Laura Prather has seen the stage production of “Kinky Boots” more than 225 times — always from more than 100 feet away.
“I’m up in the spotlight booth as high as you can be in the nosebleed seats,” said the 2002 O’Fallon Township High School grad. “I am one of the electricians who helps set up all the lights in the show.
“My primary focus is to run a follow spot. I work with two local electricians. I tell them which main characters they will be following. ... You do get comfortable. You know exactly where an actor is going to move. If they change it up, that keeps it fresh. When someone new goes in as an understudy, it’s fun seeing how they take over the role.”
She was in Dallas the day we talked to her, but is coming home when “Kinky Boots,” plays The Fox March 24 to April 5. The Tony-winning Best Musical is the story of Charlie Price, who inherits his father’s shoe factory. Looking to save the family business, Charlie turns to a fashionable friend, cabaret star Lola, who gives him an outrageous idea. Soon, the unlikely duo creates the most sensational footwear that’s ever rocked the runways of Milan, giving the factory and its hardworking family a sparkling new future.
“I like this production. It’s high energy and a lot of fun,” said Laura, 30. “What is the message? Be who you are and accept others for who they want to be. Music is a lot of fun, too. It’s written by Cindy Lauper. I am actually loving doing this.”
Laura grew up playing trumpet.
“I didn’t work on circuit boards as a kid. I was a musical type.”
She graduated in 2006 from Illinois State College in Normal with a double major of music business and theatre production design.
Coursework covered theater’s many aspects.
“Lights, sound, carpentry. I have even done wardrobe,” said Laura. “Six months after I graduated, someone told me of a job opening. I got my first job as an electrician. I started my first tour in 2008. The rest is history.”
She has been on the road with the traveling companies of “Grease,” “Wizard of Oz,” “Fiddler on the Roof” (that played at the Peabody), and Disney ice shows such as“High School Musical: The Ice Tour” and “Winnie the Pooh.”

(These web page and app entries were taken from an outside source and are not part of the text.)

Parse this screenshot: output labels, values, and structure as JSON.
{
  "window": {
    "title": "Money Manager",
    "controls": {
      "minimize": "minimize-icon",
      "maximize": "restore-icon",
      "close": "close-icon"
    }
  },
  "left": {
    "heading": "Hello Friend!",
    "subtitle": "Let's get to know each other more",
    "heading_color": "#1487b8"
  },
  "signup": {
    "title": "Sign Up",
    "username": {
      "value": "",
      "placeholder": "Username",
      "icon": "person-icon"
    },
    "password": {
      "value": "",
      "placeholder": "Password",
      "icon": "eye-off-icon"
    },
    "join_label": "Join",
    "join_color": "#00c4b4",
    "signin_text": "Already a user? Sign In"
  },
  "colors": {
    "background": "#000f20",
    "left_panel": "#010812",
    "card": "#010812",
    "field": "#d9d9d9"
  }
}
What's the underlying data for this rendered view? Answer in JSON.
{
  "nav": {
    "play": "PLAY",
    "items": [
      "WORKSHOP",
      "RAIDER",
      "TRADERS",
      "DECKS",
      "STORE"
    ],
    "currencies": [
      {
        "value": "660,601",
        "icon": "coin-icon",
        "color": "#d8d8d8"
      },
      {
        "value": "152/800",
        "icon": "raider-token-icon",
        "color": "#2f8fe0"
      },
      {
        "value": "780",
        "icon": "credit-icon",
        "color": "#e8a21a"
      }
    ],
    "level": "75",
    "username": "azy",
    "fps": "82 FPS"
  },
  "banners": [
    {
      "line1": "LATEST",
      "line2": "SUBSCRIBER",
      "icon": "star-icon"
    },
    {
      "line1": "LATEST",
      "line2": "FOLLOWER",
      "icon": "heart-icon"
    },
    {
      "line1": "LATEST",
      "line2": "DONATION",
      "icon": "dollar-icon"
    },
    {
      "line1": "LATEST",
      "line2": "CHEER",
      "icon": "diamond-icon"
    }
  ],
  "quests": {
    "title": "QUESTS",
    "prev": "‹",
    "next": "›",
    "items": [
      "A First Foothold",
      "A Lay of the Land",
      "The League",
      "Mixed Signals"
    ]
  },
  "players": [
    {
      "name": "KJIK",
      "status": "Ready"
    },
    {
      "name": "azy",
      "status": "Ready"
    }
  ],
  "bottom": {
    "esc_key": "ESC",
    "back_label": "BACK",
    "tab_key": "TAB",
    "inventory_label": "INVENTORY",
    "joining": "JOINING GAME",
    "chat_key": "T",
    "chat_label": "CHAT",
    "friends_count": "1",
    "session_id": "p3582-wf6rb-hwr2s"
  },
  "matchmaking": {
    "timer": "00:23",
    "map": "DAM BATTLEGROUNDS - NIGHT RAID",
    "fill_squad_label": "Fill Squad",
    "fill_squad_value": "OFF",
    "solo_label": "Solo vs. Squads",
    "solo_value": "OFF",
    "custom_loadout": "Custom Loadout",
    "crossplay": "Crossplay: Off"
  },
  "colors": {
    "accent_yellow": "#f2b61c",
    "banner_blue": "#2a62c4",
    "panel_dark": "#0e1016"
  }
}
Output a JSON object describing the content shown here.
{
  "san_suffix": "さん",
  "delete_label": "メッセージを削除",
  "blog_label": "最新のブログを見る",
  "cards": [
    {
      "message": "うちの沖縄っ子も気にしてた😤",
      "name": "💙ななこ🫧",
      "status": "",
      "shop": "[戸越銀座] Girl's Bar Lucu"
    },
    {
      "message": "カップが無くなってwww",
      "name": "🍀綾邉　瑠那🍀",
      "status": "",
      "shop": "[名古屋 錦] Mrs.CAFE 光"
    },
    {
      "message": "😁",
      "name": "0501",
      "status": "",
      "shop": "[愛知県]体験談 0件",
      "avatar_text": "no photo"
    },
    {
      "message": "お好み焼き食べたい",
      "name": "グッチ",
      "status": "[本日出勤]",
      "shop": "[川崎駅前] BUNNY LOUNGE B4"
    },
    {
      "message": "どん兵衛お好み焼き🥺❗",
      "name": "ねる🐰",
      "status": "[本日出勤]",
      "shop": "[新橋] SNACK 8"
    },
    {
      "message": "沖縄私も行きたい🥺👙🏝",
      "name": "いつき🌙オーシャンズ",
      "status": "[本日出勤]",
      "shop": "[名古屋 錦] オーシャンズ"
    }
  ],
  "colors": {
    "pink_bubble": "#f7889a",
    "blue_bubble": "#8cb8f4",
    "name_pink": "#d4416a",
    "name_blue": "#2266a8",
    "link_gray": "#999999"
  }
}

St. Louis is the 17th city on the “Kinky Boots” tour that started in August 2014.
Laura will arrive at The Fox later this month, along with two other electricians, four carpenters, two props guys, two sound guys and three wardrobe folks, including one star dresser, and one makeup artist.
“We bring in around 65 to 70 local hires to help us set up the show,” Laura said. “For the run of the show, we have 22 local hires to help move scenery, props, dress our actors, work with microphones and lighting. We also travel with 32 cast members, three stage managers, two company managers and five musicians. We hire additional musicians in every city to complete our orchestra for our show.”
Eight 53-foot semi trucks bring sets, automation, lighting, sound, props, costumes and makeup.
“Load in for the show takes 13 hours to install before the first performance,” Laura said. “Load out takes between 6 to 8 hours.”
By the time she gets to St. Louis, she will have traveled more than 12,000 miles with the show.
No wonder she’s looking forward to sleeping in her own bed.
“The thing I miss about home is visiting with family and friends.”
Laura is the daughter of John and Dala Prather, of O’Fallon. Her father, a former Air Force pilot, works for the Housing Authority of East St. Louis. Her mother is a nurse. Older brother, John David, works in avionics.
We asked Laura a few questions about her job.
What does it take to succeed? “You have to be good at working with people. Pay attention to detail. We work with a lot of different equipment. You have to know how to fix it, put it together. I work with four to 12 electricians, in a city to set up a show. ... You can go to school and learn, but it’s helpful to learn at the job site. You pick up knowledge from people who’ve been in the business a long time.”
What is a challenge? “You will go into a theater. They are all different sizes. You have to adapt to space limitations. If there’s a lot of space, it’s an easy (job.) A tiny theater is a harder challenge.”
What’s it like being a gypsy? “It’s definitely a lifestyle. It’s not for everyone. You get accustomed to it, traveling the country, seeing a lot of places. Countries I have visited while touring are Canada, Mexico, Puerto Rico, Russia, and China. I have toured in every state except for Hawaii. ...You hang out or go out with certain friends you enjoy being with. It’s a different lifestyle but we all enjoy doing it. We work with each other, hang out with each other and see each other a lot.”
What do you do for meals? “I get to try food from around the country. I always have something different. Yesterday, I went to a cool burger place. They gave you the name of an artist when you paid, and called that name so you could collect your food. I was (rapper) Foxy Brown.”
Do you ever have problems on the set? “Once in a blue moon. When the lights shut off completely, we had to stop the show and figure out what was happening to continue. Another problem moment? Something tripped the fire alarms. The show was cancelled because there were only 10 minutes left.”